**Problem requirements**
Using the records below, filter for lines that contain the string "Parameters" and copy them out.

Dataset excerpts
========

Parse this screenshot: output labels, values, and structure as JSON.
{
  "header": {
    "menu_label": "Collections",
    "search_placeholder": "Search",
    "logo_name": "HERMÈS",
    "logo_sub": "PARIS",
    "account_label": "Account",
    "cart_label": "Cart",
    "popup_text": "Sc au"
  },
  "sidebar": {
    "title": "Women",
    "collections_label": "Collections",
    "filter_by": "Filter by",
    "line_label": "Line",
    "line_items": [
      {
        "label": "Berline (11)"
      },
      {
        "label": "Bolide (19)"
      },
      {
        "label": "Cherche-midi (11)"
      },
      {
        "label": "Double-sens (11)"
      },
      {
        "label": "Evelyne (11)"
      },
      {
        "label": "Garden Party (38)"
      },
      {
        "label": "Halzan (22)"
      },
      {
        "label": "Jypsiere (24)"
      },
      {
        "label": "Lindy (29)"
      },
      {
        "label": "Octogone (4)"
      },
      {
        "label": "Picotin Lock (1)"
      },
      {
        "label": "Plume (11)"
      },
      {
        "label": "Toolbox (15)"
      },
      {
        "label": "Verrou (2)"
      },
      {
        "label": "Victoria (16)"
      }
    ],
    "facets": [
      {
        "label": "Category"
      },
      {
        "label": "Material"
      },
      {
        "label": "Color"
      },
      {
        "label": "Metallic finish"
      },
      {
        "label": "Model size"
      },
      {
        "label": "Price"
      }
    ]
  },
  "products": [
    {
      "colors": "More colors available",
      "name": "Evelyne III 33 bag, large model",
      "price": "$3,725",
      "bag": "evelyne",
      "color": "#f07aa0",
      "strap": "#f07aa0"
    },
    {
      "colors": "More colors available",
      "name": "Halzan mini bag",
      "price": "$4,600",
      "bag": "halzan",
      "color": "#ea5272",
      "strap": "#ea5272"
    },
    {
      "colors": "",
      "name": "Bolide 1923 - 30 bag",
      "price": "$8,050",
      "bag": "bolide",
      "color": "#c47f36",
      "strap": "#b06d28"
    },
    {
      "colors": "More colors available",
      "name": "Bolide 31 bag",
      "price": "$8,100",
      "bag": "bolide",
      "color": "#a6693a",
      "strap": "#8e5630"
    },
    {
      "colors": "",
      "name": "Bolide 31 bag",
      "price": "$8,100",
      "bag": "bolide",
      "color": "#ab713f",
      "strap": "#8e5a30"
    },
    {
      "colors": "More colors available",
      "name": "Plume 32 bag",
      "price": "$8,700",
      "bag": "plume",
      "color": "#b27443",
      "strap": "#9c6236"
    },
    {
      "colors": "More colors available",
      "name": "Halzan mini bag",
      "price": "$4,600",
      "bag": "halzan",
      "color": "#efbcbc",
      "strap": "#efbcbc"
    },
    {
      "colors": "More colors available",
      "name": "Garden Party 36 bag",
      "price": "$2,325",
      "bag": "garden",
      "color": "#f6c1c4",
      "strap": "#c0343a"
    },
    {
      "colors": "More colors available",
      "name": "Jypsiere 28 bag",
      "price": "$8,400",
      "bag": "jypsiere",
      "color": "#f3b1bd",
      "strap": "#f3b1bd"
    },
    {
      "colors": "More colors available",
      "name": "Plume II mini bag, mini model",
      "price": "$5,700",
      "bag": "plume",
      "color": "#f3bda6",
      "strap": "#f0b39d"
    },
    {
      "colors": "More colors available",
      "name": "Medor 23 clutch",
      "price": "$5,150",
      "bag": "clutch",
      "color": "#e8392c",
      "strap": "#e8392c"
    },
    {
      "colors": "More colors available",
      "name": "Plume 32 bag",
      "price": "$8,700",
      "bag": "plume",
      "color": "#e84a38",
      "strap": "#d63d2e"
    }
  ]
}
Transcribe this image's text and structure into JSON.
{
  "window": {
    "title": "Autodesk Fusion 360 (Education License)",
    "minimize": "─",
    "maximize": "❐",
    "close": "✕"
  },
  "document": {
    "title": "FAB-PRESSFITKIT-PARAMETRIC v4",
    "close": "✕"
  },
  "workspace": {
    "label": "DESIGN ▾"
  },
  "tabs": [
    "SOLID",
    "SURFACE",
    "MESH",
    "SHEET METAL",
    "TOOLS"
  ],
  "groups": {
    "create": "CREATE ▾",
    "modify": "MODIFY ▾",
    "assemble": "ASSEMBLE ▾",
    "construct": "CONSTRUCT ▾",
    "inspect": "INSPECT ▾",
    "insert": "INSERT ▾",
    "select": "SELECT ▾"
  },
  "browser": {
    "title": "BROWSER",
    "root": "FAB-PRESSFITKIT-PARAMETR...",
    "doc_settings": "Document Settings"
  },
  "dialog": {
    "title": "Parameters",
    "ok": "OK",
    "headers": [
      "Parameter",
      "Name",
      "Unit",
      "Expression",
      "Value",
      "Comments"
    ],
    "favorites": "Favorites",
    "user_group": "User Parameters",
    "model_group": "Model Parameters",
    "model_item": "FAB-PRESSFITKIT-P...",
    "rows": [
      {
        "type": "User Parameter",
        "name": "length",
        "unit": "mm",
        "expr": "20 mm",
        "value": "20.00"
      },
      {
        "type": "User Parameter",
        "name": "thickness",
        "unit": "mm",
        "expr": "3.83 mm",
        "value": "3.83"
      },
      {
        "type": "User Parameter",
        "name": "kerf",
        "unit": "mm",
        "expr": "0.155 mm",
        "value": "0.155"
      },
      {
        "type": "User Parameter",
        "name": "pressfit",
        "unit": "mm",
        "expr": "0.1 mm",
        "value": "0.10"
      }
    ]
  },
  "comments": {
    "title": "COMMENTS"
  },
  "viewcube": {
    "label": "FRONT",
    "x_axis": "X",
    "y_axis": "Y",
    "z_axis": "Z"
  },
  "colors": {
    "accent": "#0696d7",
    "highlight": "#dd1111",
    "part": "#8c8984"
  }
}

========

**Exercise output**
    "title": "Parameters",
    "user_group": "User Parameters",
    "model_group": "Model Parameters",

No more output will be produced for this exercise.